Still, "The overall weak economic environment continued to impact our business in the first fiscal quarter," Sensus CEO and President Peter Mainz said in a prepared statement.

Sensus isn't the only smart meter company facing a tough short-term sales climate. A similar slowdown has caused some analysts to downgrade their expectations for smart meter makers like Itron (NSDQ: ITRI), Echelon (NSDQ: ELON) and ESCO Technologies (NYSE: ESE) through the rest of 2009 (see Green Light post).

The global economic downturn is the main reason for the slowdown. But in the United States, the promise of billions of dollars in federal matching grants to support smart meter projects is also part of the short-term problem.

The Department of Energy has set aside about $3.375 billion for commercial-scale projects that could include smart meter deployments (see DOE Issues Rules for $3.9B in Smart Grid Stimulus Grants).

Of that $3.375 billion pool, Texas utility Oncor has asked for $317 million, Baltimore Gas & Electric is seeking $200 million and Maryland-based Pepco Holdings is seeking $254 million (see Oncor Makes $317M Smart Grid Pitch and news reports here).

Among the utilities expected to seek stimulus aid are Arizona's Salt River Project and Arizona Public Service, which together have installed about 600,000 of a total deployment of about 1.8 million meters (see news report here).

And Florida Power & Light has said it will probably seek stimulus support for a $200 million project to bring 1 million smart meters to Miami.
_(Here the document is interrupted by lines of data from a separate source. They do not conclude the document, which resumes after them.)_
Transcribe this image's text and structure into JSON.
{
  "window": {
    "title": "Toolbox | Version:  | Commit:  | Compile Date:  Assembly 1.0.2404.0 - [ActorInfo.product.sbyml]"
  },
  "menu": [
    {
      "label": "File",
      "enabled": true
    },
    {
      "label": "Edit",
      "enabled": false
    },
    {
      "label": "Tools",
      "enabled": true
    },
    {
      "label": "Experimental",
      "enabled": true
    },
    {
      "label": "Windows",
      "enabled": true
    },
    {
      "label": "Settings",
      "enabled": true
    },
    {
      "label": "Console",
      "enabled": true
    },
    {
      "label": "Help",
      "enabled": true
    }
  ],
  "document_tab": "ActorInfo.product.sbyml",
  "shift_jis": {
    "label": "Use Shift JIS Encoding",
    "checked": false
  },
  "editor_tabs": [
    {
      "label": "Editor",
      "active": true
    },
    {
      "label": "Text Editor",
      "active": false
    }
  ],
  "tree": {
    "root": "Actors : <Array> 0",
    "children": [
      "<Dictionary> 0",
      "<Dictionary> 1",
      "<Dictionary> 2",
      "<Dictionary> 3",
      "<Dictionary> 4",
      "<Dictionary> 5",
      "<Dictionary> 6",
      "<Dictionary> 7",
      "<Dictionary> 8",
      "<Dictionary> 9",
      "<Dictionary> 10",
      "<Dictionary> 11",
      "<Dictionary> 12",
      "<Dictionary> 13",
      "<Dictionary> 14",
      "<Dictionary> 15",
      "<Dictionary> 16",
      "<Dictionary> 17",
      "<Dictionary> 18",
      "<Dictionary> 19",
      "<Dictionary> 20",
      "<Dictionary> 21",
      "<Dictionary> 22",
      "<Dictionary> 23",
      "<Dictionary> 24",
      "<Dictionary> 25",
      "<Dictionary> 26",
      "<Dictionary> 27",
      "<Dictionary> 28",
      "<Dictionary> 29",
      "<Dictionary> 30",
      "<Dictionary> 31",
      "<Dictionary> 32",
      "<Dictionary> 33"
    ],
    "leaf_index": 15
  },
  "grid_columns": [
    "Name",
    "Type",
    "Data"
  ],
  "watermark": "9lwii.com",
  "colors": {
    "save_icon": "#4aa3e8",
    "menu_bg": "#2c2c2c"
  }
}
That's part of a $500 million, 4.5 million smart meter deployment planned by the utility (see A Million Smart Meters for Miami).

With more applications expected, and winners not scheduled to be announced until this fall, the waiting game could continue to keep smart meter contracts tight for the coming months, Ben Schuman, analyst with Pacific Crest Securities, said.

Disclosure: No positions